Philippines' Aboitiz Power explores hydropower in Myanmar
Company taps nation of 61 million after setbacks in Indonesia
CLIFF VENZON, Nikkei staff writer
MANILA -- Aboitiz Power has started exploring potential hydroelectricity projects in Myanmar after withdrawing from a geothermal power deal in Indonesia, company President Antonio Moraza said on Wednesday.
Moraza said feasibility studies are being undertaken with Norwegian partner SN Power, which has hydropower expertise. The team-up is eyeing "several hundred" megawatts of power generation projects.
There is potentially 39,000 megawatts in hydropower that can be tapped in Myanmar, SN Power says on its website.
SN Power and Aboitiz are also working on a hydropower project in Indonesia's Central Sulawesi region, taking advantage of President Joko Widodo's efforts to bolster the country's power capacity.
Aboitiz's initial foray abroad has been met with some setbacks.
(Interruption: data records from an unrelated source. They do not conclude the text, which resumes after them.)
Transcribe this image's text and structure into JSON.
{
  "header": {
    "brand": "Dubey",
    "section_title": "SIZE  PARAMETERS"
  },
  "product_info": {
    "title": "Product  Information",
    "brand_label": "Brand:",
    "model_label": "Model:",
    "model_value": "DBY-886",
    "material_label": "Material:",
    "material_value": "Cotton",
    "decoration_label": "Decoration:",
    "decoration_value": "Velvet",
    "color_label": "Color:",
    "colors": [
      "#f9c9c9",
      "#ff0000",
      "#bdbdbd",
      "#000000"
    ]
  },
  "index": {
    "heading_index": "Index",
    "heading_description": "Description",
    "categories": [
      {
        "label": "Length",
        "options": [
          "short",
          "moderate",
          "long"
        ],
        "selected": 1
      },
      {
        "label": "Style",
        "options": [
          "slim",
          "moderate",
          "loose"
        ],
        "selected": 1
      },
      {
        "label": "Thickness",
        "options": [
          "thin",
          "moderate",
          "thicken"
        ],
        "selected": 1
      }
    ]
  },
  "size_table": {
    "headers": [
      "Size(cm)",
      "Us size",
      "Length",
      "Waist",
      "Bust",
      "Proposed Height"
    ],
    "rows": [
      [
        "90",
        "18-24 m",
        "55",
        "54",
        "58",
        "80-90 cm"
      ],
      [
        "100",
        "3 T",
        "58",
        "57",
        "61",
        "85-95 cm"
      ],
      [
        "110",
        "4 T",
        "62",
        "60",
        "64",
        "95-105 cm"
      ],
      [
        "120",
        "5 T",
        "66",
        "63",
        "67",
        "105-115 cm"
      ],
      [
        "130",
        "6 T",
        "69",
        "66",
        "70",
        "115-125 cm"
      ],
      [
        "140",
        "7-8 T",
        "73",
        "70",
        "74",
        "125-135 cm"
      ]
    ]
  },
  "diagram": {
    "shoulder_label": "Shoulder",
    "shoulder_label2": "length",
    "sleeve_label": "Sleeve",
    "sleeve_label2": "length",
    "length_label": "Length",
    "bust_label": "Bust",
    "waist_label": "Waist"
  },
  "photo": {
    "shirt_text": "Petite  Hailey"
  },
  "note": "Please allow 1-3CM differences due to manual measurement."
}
In January, the company was forced to back out of a geothermal project with Medco Energi Internasional, a Jakarta-based oil and gas producer, in Indonesia's East Java province due to mounting costs. "[We] realized that it is riskier than we thought," Moraza said.
Its consortium also failed to acquire Chevron's geothermal assets in Indonesia and the Philippines.
Aboitiz in 2015 earmarked $500 million to expand overseas as overcapacity loomed at home.
Moraza says 2017 will be challenging for the company due to oversupply as delayed projects become operational.
He said Aboitiz, which ended 2016 with around 2,500MW attributable capacity, will use its scale and track record to secure bilateral power supply deals.
Aboitiz's net income rose 14% to 20 billion pesos in 2016, as dry weather pushed up demand for power.